What is expected.
Each line below should be written out again exactly.

Dataset rows for apps and sites.
________________________________________

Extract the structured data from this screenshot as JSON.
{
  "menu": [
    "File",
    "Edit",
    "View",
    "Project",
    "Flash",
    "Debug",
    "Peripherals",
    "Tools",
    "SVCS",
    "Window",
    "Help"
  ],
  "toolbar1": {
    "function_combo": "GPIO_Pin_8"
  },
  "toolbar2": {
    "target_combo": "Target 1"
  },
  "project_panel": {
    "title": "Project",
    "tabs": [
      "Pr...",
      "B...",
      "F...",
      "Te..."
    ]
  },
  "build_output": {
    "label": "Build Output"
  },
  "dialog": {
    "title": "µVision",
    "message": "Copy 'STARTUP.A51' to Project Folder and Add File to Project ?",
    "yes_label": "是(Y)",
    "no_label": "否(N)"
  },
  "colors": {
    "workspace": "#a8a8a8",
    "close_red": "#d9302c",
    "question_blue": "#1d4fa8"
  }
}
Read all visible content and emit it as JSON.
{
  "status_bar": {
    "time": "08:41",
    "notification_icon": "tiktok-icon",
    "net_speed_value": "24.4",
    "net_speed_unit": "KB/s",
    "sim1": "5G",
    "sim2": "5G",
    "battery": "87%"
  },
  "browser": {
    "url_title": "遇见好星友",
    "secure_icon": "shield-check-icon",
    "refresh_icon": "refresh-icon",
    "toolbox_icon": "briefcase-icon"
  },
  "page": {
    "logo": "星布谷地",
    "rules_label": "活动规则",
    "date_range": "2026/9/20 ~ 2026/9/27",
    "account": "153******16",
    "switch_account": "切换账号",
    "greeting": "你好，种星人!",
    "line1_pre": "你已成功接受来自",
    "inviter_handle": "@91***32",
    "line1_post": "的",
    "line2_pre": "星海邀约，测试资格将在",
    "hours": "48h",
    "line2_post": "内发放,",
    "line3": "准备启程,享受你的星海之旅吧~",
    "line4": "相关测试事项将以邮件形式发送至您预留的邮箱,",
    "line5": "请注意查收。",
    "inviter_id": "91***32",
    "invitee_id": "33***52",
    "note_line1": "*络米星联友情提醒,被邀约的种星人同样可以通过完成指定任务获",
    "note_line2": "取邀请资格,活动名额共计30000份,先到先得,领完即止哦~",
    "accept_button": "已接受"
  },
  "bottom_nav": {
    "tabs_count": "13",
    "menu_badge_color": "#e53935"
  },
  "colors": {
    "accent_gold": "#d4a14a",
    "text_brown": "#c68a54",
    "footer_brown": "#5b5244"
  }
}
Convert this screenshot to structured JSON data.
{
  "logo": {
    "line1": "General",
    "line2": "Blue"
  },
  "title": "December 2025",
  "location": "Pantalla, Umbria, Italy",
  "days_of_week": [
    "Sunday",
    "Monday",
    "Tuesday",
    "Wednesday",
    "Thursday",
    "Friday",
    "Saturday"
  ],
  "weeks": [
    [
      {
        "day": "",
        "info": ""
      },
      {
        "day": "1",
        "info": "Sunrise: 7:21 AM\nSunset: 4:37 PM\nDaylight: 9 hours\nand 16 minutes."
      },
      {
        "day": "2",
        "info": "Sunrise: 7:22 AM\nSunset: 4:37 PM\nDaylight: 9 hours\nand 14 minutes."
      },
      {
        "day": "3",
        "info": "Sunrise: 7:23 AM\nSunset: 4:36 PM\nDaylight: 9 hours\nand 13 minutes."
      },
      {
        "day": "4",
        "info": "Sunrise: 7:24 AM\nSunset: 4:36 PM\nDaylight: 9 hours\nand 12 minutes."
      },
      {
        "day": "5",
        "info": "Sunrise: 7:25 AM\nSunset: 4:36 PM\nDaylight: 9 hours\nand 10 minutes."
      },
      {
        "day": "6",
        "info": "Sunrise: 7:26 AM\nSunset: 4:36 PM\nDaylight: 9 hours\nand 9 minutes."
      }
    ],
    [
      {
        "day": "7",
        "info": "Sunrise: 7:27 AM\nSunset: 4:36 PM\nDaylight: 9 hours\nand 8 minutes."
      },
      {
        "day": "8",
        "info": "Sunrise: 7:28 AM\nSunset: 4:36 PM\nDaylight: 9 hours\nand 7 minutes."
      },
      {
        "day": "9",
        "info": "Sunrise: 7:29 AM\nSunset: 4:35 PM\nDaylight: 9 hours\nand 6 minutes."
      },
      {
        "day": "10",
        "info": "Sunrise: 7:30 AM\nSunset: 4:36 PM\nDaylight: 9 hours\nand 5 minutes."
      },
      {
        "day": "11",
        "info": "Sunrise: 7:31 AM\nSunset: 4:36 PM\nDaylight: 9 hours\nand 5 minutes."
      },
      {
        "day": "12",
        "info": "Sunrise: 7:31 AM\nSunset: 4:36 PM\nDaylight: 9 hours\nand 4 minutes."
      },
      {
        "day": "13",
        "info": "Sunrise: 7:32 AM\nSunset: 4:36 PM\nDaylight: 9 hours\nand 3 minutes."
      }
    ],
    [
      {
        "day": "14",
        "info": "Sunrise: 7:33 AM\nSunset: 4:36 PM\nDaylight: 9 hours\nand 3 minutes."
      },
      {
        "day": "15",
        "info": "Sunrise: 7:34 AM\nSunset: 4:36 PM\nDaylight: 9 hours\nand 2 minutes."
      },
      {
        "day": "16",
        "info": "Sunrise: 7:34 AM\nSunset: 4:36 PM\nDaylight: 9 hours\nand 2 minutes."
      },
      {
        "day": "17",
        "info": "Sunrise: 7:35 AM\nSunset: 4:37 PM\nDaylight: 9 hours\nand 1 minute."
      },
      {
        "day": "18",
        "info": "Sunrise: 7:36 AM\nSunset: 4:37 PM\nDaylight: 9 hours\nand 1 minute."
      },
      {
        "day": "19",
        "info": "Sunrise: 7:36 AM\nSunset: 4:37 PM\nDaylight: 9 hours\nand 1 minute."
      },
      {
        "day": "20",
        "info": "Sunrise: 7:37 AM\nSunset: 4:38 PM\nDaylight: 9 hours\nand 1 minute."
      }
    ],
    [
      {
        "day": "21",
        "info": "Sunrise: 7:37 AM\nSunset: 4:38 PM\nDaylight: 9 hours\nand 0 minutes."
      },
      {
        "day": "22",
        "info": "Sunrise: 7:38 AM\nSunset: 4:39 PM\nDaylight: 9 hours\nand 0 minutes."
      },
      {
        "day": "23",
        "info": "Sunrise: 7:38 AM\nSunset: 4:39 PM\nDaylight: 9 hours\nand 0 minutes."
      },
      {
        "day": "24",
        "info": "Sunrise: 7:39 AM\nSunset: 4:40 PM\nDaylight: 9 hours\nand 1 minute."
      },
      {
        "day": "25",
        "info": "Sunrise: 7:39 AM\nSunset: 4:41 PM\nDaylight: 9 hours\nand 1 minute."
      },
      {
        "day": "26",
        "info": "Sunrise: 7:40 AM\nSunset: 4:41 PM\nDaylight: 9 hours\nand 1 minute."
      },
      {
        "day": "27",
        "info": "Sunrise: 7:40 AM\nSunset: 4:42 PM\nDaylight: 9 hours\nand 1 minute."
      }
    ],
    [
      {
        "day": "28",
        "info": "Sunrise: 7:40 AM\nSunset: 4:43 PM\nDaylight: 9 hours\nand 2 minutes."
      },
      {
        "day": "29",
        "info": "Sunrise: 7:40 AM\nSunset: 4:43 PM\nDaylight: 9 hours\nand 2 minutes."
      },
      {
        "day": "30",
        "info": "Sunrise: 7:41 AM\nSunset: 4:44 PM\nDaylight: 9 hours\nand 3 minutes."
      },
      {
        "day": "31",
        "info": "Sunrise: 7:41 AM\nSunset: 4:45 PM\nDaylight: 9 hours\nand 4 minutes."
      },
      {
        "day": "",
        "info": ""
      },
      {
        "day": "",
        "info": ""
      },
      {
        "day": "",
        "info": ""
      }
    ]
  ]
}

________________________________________

Exercise response.
Extract the structured data from this screenshot as JSON.
{
  "menu": [
    "File",
    "Edit",
    "View",
    "Project",
    "Flash",
    "Debug",
    "Peripherals",
    "Tools",
    "SVCS",
    "Window",
    "Help"
  ],
  "toolbar1": {
    "function_combo": "GPIO_Pin_8"
  },
  "toolbar2": {
    "target_combo": "Target 1"
  },
  "project_panel": {
    "title": "Project",
    "tabs": [
      "Pr...",
      "B...",
      "F...",
      "Te..."
    ]
  },
  "build_output": {
    "label": "Build Output"
  },
  "dialog": {
    "title": "µVision",
    "message": "Copy 'STARTUP.A51' to Project Folder and Add File to Project ?",
    "yes_label": "是(Y)",
    "no_label": "否(N)"
  },
  "colors": {
    "workspace": "#a8a8a8",
    "close_red": "#d9302c",
    "question_blue": "#1d4fa8"
  }
}
Read all visible content and emit it as JSON.
{
  "status_bar": {
    "time": "08:41",
    "notification_icon": "tiktok-icon",
    "net_speed_value": "24.4",
    "net_speed_unit": "KB/s",
    "sim1": "5G",
    "sim2": "5G",
    "battery": "87%"
  },
  "browser": {
    "url_title": "遇见好星友",
    "secure_icon": "shield-check-icon",
    "refresh_icon": "refresh-icon",
    "toolbox_icon": "briefcase-icon"
  },
  "page": {
    "logo": "星布谷地",
    "rules_label": "活动规则",
    "date_range": "2026/9/20 ~ 2026/9/27",
    "account": "153******16",
    "switch_account": "切换账号",
    "greeting": "你好，种星人!",
    "line1_pre": "你已成功接受来自",
    "inviter_handle": "@91***32",
    "line1_post": "的",
    "line2_pre": "星海邀约，测试资格将在",
    "hours": "48h",
    "line2_post": "内发放,",
    "line3": "准备启程,享受你的星海之旅吧~",
    "line4": "相关测试事项将以邮件形式发送至您预留的邮箱,",
    "line5": "请注意查收。",
    "inviter_id": "91***32",
    "invitee_id": "33***52",
    "note_line1": "*络米星联友情提醒,被邀约的种星人同样可以通过完成指定任务获",
    "note_line2": "取邀请资格,活动名额共计30000份,先到先得,领完即止哦~",
    "accept_button": "已接受"
  },
  "bottom_nav": {
    "tabs_count": "13",
    "menu_badge_color": "#e53935"
  },
  "colors": {
    "accent_gold": "#d4a14a",
    "text_brown": "#c68a54",
    "footer_brown": "#5b5244"
  }
}
Convert this screenshot to structured JSON data.
{
  "logo": {
    "line1": "General",
    "line2": "Blue"
  },
  "title": "December 2025",
  "location": "Pantalla, Umbria, Italy",
  "days_of_week": [
    "Sunday",
    "Monday",
    "Tuesday",
    "Wednesday",
    "Thursday",
    "Friday",
    "Saturday"
  ],
  "weeks": [
    [
      {
        "day": "",
        "info": ""
      },
      {
        "day": "1",
        "info": "Sunrise: 7:21 AM\nSunset: 4:37 PM\nDaylight: 9 hours\nand 16 minutes."
      },
      {
        "day": "2",
        "info": "Sunrise: 7:22 AM\nSunset: 4:37 PM\nDaylight: 9 hours\nand 14 minutes."
      },
      {
        "day": "3",
        "info": "Sunrise: 7:23 AM\nSunset: 4:36 PM\nDaylight: 9 hours\nand 13 minutes."
      },
      {
        "day": "4",
        "info": "Sunrise: 7:24 AM\nSunset: 4:36 PM\nDaylight: 9 hours\nand 12 minutes."
      },
      {
        "day": "5",
        "info": "Sunrise: 7:25 AM\nSunset: 4:36 PM\nDaylight: 9 hours\nand 10 minutes."
      },
      {
        "day": "6",
        "info": "Sunrise: 7:26 AM\nSunset: 4:36 PM\nDaylight: 9 hours\nand 9 minutes."
      }
    ],
    [
      {
        "day": "7",
        "info": "Sunrise: 7:27 AM\nSunset: 4:36 PM\nDaylight: 9 hours\nand 8 minutes."
      },
      {
        "day": "8",
        "info": "Sunrise: 7:28 AM\nSunset: 4:36 PM\nDaylight: 9 hours\nand 7 minutes."
      },
      {
        "day": "9",
        "info": "Sunrise: 7:29 AM\nSunset: 4:35 PM\nDaylight: 9 hours\nand 6 minutes."
      },
      {
        "day": "10",
        "info": "Sunrise: 7:30 AM\nSunset: 4:36 PM\nDaylight: 9 hours\nand 5 minutes."
      },
      {
        "day": "11",
        "info": "Sunrise: 7:31 AM\nSunset: 4:36 PM\nDaylight: 9 hours\nand 5 minutes."
      },
      {
        "day": "12",
        "info": "Sunrise: 7:31 AM\nSunset: 4:36 PM\nDaylight: 9 hours\nand 4 minutes."
      },
      {
        "day": "13",
        "info": "Sunrise: 7:32 AM\nSunset: 4:36 PM\nDaylight: 9 hours\nand 3 minutes."
      }
    ],
    [
      {
        "day": "14",
        "info": "Sunrise: 7:33 AM\nSunset: 4:36 PM\nDaylight: 9 hours\nand 3 minutes."
      },
      {
        "day": "15",
        "info": "Sunrise: 7:34 AM\nSunset: 4:36 PM\nDaylight: 9 hours\nand 2 minutes."
      },
      {
        "day": "16",
        "info": "Sunrise: 7:34 AM\nSunset: 4:36 PM\nDaylight: 9 hours\nand 2 minutes."
      },
      {
        "day": "17",
        "info": "Sunrise: 7:35 AM\nSunset: 4:37 PM\nDaylight: 9 hours\nand 1 minute."
      },
      {
        "day": "18",
        "info": "Sunrise: 7:36 AM\nSunset: 4:37 PM\nDaylight: 9 hours\nand 1 minute."
      },
      {
        "day": "19",
        "info": "Sunrise: 7:36 AM\nSunset: 4:37 PM\nDaylight: 9 hours\nand 1 minute."
      },
      {
        "day": "20",
        "info": "Sunrise: 7:37 AM\nSunset: 4:38 PM\nDaylight: 9 hours\nand 1 minute."
      }
    ],
    [
      {
        "day": "21",
        "info": "Sunrise: 7:37 AM\nSunset: 4:38 PM\nDaylight: 9 hours\nand 0 minutes."
      },
      {
        "day": "22",
        "info": "Sunrise: 7:38 AM\nSunset: 4:39 PM\nDaylight: 9 hours\nand 0 minutes."
      },
      {
        "day": "23",
        "info": "Sunrise: 7:38 AM\nSunset: 4:39 PM\nDaylight: 9 hours\nand 0 minutes."
      },
      {
        "day": "24",
        "info": "Sunrise: 7:39 AM\nSunset: 4:40 PM\nDaylight: 9 hours\nand 1 minute."
      },
      {
        "day": "25",
        "info": "Sunrise: 7:39 AM\nSunset: 4:41 PM\nDaylight: 9 hours\nand 1 minute."
      },
      {
        "day": "26",
        "info": "Sunrise: 7:40 AM\nSunset: 4:41 PM\nDaylight: 9 hours\nand 1 minute."
      },
      {
        "day": "27",
        "info": "Sunrise: 7:40 AM\nSunset: 4:42 PM\nDaylight: 9 hours\nand 1 minute."
      }
    ],
    [
      {
        "day": "28",
        "info": "Sunrise: 7:40 AM\nSunset: 4:43 PM\nDaylight: 9 hours\nand 2 minutes."
      },
      {
        "day": "29",
        "info": "Sunrise: 7:40 AM\nSunset: 4:43 PM\nDaylight: 9 hours\nand 2 minutes."
      },
      {
        "day": "30",
        "info": "Sunrise: 7:41 AM\nSunset: 4:44 PM\nDaylight: 9 hours\nand 3 minutes."
      },
      {
        "day": "31",
        "info": "Sunrise: 7:41 AM\nSunset: 4:45 PM\nDaylight: 9 hours\nand 4 minutes."
      },
      {
        "day": "",
        "info": ""
      },
      {
        "day": "",
        "info": ""
      },
      {
        "day": "",
        "info": ""
      }
    ]
  ]
}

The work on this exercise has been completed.